##### Records supplied #####

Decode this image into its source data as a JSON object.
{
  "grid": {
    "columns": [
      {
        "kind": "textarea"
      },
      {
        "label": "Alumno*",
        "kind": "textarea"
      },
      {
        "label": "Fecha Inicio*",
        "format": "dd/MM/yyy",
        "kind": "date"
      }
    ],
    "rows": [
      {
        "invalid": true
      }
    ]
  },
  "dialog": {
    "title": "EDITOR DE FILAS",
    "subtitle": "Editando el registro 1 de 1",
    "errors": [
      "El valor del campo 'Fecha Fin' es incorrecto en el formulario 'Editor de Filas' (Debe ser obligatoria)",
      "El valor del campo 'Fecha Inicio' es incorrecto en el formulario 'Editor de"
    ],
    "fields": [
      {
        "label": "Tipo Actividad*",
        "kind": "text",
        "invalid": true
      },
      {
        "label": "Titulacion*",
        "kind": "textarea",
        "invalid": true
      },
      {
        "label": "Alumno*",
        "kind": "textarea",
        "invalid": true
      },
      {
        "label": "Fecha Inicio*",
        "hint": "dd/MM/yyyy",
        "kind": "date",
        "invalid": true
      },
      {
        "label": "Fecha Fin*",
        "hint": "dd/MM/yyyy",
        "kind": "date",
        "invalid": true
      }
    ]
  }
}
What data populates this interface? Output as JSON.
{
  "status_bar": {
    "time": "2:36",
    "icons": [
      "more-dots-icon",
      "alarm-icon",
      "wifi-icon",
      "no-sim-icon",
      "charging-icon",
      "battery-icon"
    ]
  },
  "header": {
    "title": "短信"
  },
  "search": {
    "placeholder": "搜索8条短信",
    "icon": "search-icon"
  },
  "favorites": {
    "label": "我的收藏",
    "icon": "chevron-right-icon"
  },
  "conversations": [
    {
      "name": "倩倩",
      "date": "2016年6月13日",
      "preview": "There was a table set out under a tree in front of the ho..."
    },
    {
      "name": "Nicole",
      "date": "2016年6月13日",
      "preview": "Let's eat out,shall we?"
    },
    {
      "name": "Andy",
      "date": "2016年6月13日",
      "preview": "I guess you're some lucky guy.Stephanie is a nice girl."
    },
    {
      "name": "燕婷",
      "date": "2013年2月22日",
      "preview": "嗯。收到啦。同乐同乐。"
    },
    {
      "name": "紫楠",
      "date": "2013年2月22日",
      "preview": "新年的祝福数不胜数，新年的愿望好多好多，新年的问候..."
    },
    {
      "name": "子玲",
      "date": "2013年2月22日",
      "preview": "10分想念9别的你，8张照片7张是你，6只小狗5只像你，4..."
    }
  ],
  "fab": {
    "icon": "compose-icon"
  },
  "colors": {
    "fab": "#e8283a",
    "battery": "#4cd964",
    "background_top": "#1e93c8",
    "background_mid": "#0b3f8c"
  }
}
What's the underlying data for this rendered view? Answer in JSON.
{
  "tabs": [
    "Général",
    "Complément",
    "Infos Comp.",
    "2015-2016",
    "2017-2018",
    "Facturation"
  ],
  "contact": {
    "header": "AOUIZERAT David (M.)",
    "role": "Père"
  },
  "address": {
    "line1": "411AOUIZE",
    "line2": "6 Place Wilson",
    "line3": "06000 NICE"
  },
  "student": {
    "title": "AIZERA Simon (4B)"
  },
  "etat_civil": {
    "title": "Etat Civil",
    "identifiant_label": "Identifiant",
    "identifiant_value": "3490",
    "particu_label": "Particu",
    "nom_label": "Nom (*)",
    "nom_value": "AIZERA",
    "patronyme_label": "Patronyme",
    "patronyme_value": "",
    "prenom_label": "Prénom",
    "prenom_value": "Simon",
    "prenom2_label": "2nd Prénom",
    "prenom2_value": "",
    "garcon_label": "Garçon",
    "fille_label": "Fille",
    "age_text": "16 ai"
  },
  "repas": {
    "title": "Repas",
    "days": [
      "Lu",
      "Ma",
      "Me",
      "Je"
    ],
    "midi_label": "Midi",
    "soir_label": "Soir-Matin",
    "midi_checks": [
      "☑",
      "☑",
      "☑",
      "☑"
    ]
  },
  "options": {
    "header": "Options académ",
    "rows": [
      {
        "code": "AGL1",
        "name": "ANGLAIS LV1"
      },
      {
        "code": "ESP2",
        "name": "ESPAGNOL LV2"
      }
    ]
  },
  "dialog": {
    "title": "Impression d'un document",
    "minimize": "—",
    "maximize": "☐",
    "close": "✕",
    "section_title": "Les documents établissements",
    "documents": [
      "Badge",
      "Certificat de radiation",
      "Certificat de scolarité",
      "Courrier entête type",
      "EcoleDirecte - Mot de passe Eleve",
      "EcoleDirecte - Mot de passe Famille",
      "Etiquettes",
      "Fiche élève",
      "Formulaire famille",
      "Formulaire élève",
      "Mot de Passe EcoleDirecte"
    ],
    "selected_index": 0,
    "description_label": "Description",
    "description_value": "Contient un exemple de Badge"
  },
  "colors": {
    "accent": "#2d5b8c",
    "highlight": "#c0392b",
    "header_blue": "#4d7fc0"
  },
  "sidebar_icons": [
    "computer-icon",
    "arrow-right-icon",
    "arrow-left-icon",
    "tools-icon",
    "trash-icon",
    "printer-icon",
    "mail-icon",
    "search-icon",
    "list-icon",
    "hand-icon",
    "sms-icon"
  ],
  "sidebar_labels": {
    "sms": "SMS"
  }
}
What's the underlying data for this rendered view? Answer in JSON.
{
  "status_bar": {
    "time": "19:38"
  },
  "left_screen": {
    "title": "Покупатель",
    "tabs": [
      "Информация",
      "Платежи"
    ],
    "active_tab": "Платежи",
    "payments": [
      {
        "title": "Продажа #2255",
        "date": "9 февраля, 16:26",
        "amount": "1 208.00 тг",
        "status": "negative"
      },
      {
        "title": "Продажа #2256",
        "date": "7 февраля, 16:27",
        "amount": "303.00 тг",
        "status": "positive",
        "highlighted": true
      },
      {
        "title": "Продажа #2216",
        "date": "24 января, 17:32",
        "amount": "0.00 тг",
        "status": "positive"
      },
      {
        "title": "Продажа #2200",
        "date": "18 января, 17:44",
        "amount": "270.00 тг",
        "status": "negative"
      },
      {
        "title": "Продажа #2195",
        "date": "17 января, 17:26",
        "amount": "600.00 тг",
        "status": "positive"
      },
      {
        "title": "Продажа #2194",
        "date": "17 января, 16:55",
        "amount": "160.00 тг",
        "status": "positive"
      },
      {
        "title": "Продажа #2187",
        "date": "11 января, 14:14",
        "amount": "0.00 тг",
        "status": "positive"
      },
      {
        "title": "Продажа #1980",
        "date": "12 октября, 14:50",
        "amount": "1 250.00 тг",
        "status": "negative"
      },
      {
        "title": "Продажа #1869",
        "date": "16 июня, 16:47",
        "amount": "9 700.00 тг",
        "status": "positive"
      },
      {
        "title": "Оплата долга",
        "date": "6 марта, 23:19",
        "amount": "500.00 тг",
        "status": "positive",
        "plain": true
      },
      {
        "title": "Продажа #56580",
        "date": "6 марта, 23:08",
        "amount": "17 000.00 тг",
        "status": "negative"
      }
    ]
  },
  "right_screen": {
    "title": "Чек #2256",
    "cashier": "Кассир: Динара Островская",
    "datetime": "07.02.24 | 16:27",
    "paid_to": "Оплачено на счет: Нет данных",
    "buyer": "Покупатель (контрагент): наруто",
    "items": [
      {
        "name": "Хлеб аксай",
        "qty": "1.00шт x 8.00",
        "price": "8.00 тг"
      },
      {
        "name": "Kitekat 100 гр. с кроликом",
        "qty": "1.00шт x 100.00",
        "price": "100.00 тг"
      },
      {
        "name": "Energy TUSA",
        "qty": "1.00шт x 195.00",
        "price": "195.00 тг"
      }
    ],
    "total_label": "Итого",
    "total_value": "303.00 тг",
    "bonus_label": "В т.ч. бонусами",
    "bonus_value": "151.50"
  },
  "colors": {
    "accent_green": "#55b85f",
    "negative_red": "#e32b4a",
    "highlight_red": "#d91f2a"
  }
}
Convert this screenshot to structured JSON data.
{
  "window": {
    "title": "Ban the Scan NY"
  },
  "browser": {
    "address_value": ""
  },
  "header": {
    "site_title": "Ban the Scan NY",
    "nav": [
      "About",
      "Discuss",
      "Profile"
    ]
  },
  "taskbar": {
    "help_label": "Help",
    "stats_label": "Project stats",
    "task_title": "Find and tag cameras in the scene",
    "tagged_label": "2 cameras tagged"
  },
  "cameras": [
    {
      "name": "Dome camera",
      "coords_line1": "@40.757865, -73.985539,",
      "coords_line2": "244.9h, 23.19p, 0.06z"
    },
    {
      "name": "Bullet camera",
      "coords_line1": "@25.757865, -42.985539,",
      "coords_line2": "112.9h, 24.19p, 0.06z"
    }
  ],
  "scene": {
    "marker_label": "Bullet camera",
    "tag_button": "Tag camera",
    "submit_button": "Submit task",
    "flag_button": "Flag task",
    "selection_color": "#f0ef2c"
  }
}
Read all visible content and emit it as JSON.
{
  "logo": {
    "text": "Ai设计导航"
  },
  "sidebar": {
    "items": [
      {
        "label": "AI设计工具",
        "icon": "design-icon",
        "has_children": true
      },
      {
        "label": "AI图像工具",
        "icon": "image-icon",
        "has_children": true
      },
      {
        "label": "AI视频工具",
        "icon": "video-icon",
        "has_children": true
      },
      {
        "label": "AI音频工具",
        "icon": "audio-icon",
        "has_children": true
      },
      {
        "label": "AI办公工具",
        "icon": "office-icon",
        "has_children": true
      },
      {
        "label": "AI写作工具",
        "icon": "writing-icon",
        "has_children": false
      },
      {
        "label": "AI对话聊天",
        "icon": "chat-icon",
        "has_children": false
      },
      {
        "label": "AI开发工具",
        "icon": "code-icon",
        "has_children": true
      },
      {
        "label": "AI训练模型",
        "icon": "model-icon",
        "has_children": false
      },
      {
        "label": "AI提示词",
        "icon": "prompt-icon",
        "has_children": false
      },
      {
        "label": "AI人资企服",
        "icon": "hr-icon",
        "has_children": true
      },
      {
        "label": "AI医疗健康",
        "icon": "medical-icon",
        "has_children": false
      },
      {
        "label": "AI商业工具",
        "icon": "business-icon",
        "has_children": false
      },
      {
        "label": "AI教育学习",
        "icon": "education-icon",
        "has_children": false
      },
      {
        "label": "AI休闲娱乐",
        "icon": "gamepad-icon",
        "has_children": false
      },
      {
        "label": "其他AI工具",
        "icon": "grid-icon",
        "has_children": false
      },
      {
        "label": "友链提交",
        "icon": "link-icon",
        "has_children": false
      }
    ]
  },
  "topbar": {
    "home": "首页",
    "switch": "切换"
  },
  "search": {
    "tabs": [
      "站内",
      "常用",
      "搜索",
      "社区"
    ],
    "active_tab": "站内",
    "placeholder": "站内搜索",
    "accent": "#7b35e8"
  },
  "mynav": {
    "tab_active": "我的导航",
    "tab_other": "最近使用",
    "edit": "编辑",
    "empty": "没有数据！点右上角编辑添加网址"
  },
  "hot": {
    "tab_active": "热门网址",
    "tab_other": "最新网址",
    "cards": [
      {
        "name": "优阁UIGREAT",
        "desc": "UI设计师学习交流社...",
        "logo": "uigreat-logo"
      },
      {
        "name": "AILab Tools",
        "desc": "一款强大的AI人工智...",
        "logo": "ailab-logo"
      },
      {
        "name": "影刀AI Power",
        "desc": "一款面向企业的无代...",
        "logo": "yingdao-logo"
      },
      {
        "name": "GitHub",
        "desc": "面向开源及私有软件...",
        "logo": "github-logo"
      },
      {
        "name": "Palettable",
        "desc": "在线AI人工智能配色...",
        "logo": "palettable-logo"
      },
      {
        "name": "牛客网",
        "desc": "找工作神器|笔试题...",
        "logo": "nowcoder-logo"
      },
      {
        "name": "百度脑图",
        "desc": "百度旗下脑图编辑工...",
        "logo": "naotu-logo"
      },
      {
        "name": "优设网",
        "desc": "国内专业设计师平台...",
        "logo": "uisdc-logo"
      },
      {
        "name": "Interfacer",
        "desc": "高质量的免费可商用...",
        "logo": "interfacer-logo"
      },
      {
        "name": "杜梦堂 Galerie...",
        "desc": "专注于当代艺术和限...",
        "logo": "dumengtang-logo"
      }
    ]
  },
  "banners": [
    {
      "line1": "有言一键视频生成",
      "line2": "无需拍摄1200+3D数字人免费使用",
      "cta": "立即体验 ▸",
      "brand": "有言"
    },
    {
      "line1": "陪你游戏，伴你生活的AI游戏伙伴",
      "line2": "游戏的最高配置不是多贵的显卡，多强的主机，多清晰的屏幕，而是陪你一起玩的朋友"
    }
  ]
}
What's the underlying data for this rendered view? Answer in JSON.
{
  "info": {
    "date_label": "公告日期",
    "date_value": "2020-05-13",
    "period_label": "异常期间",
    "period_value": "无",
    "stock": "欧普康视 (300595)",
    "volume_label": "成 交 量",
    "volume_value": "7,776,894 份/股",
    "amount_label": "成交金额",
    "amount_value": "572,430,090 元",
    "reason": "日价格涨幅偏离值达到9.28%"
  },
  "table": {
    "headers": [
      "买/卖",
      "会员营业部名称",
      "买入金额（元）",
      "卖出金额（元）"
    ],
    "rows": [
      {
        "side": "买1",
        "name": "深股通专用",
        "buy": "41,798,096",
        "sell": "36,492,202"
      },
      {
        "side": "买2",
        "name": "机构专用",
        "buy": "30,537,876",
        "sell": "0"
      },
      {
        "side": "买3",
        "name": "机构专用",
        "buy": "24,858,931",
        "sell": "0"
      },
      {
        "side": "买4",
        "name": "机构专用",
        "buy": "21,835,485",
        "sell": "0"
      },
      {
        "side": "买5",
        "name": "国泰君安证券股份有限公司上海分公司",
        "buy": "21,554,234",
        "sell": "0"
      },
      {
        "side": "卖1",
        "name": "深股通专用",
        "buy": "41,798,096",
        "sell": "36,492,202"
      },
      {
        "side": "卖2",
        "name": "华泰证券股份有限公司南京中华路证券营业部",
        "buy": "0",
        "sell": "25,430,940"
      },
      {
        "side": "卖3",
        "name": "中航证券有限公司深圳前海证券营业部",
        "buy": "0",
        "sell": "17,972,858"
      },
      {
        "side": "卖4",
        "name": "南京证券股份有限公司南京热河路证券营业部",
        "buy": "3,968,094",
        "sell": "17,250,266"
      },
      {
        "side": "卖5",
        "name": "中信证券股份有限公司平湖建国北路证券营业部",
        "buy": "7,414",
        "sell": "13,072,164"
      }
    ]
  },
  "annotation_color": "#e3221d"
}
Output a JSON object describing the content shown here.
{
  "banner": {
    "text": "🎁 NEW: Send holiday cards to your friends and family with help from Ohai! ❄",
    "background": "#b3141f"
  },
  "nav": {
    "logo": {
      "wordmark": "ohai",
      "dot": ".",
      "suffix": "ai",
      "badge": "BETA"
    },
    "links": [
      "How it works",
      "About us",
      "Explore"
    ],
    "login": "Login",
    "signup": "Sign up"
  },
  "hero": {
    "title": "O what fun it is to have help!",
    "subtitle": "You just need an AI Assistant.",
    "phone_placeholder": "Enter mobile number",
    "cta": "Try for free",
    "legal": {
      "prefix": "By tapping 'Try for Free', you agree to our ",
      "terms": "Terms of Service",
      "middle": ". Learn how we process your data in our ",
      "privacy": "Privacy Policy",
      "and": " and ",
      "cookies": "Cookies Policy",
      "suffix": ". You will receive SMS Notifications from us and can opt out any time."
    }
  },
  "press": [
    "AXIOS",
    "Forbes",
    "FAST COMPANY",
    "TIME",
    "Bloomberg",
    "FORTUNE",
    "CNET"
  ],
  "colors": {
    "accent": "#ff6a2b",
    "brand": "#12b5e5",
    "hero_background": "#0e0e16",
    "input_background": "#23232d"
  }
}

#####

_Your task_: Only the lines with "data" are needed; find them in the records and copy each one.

_Response box_:
Decode this image into its source data as a JSON object.
What data populates this interface? Output as JSON.
What's the underlying data for this rendered view? Answer in JSON.
What's the underlying data for this rendered view? Answer in JSON.
Convert this screenshot to structured JSON data.
What's the underlying data for this rendered view? Answer in JSON.
      "middle": ". Learn how we process your data in our ",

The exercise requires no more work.